▶ **Dataset rows describing interfaces**:
━━━━━━━━━━

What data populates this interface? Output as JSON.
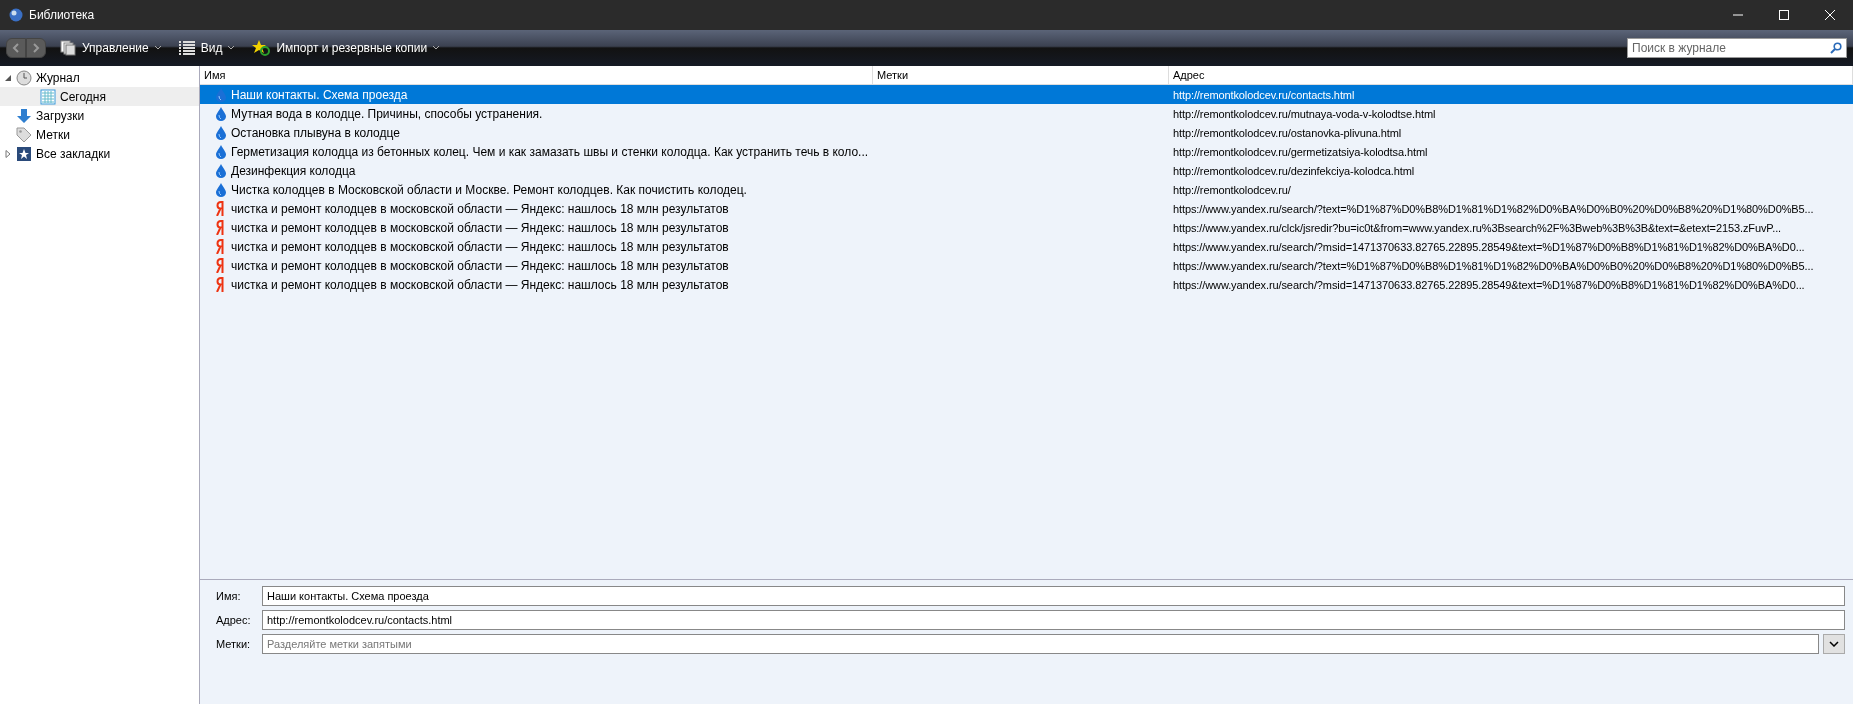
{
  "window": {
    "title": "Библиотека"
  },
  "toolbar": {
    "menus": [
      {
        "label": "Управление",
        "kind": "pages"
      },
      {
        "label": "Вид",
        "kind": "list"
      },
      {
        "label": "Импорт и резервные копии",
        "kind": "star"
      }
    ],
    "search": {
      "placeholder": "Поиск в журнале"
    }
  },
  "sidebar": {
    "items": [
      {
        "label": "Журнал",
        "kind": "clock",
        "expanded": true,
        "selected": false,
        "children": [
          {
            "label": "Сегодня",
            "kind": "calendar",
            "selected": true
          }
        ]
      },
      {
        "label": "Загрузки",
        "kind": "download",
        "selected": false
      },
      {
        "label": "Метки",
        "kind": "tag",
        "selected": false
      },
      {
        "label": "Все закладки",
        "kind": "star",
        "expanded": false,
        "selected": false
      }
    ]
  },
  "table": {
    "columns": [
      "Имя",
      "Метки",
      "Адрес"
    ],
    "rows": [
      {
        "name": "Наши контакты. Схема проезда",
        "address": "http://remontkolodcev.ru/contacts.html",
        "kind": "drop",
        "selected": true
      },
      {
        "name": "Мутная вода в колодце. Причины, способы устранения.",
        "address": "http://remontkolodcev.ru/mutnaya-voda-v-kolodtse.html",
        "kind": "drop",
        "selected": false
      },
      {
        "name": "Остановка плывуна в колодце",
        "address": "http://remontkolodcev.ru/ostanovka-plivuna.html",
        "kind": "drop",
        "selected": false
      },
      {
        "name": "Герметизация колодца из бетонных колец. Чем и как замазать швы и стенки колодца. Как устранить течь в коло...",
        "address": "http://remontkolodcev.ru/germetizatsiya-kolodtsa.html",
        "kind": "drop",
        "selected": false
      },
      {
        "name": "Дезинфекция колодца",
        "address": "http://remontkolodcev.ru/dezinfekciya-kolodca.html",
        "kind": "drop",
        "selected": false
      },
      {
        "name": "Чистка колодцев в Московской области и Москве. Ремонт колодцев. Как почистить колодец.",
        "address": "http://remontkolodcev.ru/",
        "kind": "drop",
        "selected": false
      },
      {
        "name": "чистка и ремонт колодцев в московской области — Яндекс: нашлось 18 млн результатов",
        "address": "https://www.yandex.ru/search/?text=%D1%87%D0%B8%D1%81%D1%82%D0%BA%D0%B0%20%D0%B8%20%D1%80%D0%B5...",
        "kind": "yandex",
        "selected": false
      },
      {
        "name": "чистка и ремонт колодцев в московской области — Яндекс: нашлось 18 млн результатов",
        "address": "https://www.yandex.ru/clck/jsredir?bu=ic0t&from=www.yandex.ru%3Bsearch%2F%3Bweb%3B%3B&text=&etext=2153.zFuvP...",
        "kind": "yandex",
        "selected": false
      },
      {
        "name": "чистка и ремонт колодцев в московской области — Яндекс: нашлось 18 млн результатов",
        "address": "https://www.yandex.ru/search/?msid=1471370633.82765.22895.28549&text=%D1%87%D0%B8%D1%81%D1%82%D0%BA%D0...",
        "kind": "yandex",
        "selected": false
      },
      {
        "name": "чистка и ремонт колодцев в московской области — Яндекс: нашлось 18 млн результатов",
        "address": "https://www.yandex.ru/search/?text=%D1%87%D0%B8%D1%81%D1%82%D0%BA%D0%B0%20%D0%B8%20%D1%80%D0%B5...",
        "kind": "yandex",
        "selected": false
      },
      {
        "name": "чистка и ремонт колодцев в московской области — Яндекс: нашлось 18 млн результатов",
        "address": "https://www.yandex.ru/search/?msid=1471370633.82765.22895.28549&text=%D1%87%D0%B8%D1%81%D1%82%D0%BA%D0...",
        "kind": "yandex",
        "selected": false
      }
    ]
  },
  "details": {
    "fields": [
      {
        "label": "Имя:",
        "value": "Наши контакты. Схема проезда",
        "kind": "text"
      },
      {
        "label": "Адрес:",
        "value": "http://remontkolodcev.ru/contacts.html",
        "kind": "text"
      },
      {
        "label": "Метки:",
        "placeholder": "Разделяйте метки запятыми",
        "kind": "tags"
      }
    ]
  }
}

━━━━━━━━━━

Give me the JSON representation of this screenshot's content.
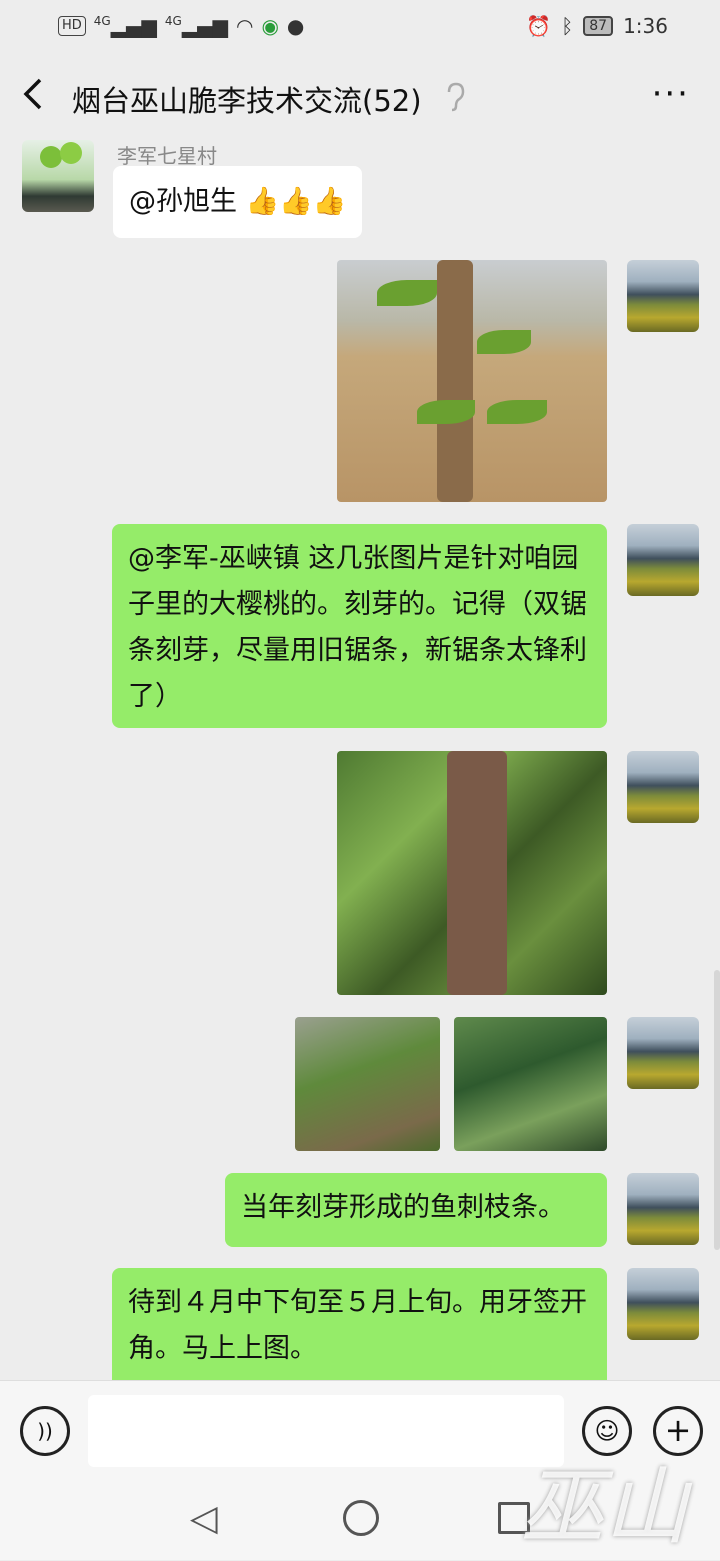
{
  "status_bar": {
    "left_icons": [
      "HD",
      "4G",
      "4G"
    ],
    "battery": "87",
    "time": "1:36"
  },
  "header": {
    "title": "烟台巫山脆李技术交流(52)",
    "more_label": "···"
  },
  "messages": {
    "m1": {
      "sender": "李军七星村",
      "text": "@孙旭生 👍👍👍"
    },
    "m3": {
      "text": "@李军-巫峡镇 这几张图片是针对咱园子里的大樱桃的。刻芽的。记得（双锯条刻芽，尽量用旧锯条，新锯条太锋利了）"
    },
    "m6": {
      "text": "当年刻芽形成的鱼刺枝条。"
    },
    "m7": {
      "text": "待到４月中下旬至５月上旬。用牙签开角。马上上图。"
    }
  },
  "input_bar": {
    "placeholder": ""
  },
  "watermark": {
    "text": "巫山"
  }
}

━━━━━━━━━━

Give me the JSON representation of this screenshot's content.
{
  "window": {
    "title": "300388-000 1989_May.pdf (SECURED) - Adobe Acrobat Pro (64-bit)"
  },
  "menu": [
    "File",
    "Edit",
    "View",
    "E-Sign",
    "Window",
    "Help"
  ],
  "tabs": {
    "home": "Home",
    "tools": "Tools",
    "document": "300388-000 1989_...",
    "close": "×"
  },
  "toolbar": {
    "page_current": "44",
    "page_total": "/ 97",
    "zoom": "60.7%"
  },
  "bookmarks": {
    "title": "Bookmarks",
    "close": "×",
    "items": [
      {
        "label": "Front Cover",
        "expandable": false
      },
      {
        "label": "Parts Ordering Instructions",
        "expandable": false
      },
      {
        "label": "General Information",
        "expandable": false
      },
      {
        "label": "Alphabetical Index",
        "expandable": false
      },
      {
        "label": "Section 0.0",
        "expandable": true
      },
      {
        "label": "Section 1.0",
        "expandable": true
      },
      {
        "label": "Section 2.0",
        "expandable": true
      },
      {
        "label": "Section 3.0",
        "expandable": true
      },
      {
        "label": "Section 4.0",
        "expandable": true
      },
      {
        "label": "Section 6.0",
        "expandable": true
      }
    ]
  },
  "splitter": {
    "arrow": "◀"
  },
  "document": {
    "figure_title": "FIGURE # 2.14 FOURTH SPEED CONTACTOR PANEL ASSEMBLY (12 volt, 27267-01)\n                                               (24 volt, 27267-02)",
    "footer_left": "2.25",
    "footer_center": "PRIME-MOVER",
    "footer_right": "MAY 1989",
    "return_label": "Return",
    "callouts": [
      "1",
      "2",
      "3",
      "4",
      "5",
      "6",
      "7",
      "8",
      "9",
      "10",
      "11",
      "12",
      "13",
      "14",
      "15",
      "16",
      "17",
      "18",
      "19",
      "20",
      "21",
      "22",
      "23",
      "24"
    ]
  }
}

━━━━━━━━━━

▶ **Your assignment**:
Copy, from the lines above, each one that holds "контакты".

▶ **Finished task**:
        "name": "Наши контакты. Схема проезда",
        "value": "Наши контакты. Схема проезда",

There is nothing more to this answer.